Thanks to Extract, the new comedy by Mike Judge, “food-additive manufacturer” must now take its place near the top of the latter category, if only through sheer repetition. Like Chevy Chase’s Clark Griswold in the Vacation movies, Judge’s protagonist, Joel (Jason Bateman), makes the stuff--specifically, extracts of vanilla, almond, cherry, root beer, and other such sundries--that other companies use to make the food we eat. How it is that so obscure a cog in the culino-capitalist machine has come to cast such a long shadow over American comedy is one of those mysteries perhaps best left unexplored.
Joel’s problems are twofold: First, a workplace accident of extreme testicular severity threatens to undercut the proposed sale of his small company to General Mills; and second, Joel’s wife, Suzie (Kristen Wiig), hasn’t slept with him in weeks. (This carnal deprivation manifests itself in a pair of sweat pants that she ties tight with celibate finality at eight o’clock sharp.) Under the influence of an accidentally ingested horse tranquilizer, Joel is persuaded by his bartender friend, Dean (Ben Affleck), to hire a young gigolo (Dustin Milligan) to pose as a pool boy and romance Suzie. If she resists the advances, the logic goes, all is well and good; and if she gives in, there will be no moral compulsion to keep Joel from making his own moves on Cindy (Mila Kunis), a recent hire at his plant who’s made a point of expressing her awe at his third-rate corporate titanhood.
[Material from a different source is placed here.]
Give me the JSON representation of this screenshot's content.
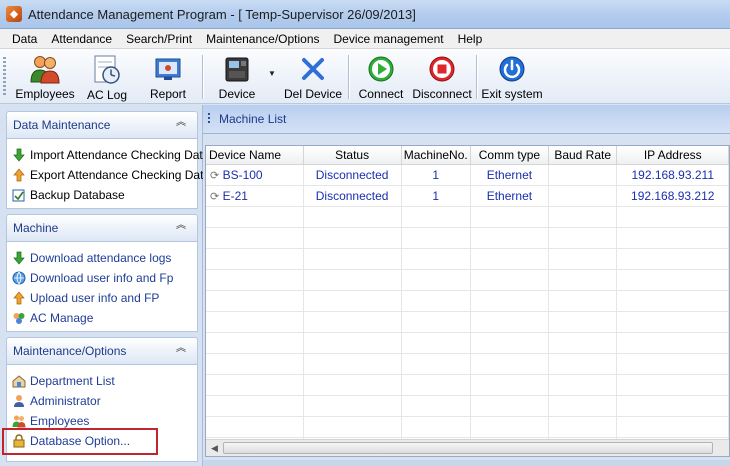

Hilarity ensues, if only intermittently. Like Judge’s previous big-screen efforts, Idiocracy and Office Space (he’s also the creator of “King of the Hill” and “Beavis and Butthead”), Extract has a loose, episodic feel, but many of its episodes seem inadequately explored. At 91 minutes, it’s of comparable length to his other features, but somehow it feels shorter. Characters come and go but, apart from Joel, none come to life. Kunis in particular, who was so unexpectedly winsome in Forgetting Sarah Marshall, has perhaps 20 minutes of screen time (perhaps less), despite being the second-billed performer in the film.
Extract is not a bad movie, exactly, but is an eminently, almost instantly, forgettable one. If anything, it resembles its titular foodstuffs: less a fully realized comedy than the distillation of one. The ingredients are there, and the recipe as well, but Judge evidently forgot that the whole dish still needed cooking.